But even a cursory glance at Notre Dame’s Mission Statement shows that this is not so. In this statement, the university dedicates itself to “the pursuit and sharing of truth for its own sake”.  This aspect of the university’s mission is rooted in the Catholic tradition, which affirms the preciousness of truth, wherever it may be found, because in coming to know the truth, we also come to know God. Faith affirms that God has revealed himself through Jesus Christ his Son, whom St. John the Evangelist calls the logos: the word, the principle of wisdom and rationality that sets the cosmos in order and gives life and being as a loving gift to all creatures. As we explore that cosmos and its creatures, we come to understand the principles of their order and the principles by which we ought to order our own lives and communities for the purpose of perpetuating and amplifying the divinely-given goods of life in the world.

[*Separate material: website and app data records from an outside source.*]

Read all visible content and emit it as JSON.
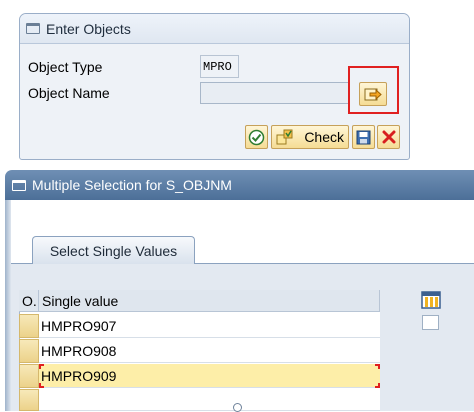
{
  "dialog1": {
    "title": "Enter Objects",
    "object_type_label": "Object Type",
    "object_type_value": "MPRO",
    "object_name_label": "Object Name",
    "object_name_value": "",
    "check_label": "Check"
  },
  "dialog2": {
    "title": "Multiple Selection for S_OBJNM",
    "tab_label": "Select Single Values",
    "columns": [
      "O.",
      "Single value"
    ],
    "rows": [
      "HMPRO907",
      "HMPRO908",
      "HMPRO909",
      ""
    ]
  },
  "colors": {
    "highlight_row": "#fdeea8",
    "annotation_red": "#e02020",
    "title_bar_blue": "#4c6f98"
  },
  "icons": [
    "window-icon",
    "navigate-arrow-icon",
    "continue-icon",
    "check-icon",
    "save-icon",
    "cancel-icon",
    "table-settings-icon"
  ]
}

As students, our primary method of doing this is through learning and research. As the Mission Statement goes on to say, “Notre Dame also has a responsibility to advance knowledge in a search for truth through original inquiry and publication. This responsibility engages the faculty and students in all areas of the University, but particularly in graduate and professional education and research.” This places graduate students right at the heart of the university’s enterprise, since it is they who are being trained to carry out the tasks to which the university is dedicated.

While it is to be hoped that this learning and inquiry is in itself reward enough for the long hours of work that graduate students pour into their vocations, it is still nice to be appreciated. And that’s what this week is all about.

Check your inbox each day for a schedule of events and for the daily deals and discounts that our campus partners are making available to graduate students. You can also view the entire week’s schedule here. Each of Grad Life’s daily e-mails will also feature a profile of a current graduate student, highlighting how his or her work supports the mission of Notre Dame.

So, happy Graduate Student Appreciation Week! Enjoy what’s on offer, and keep up the good work.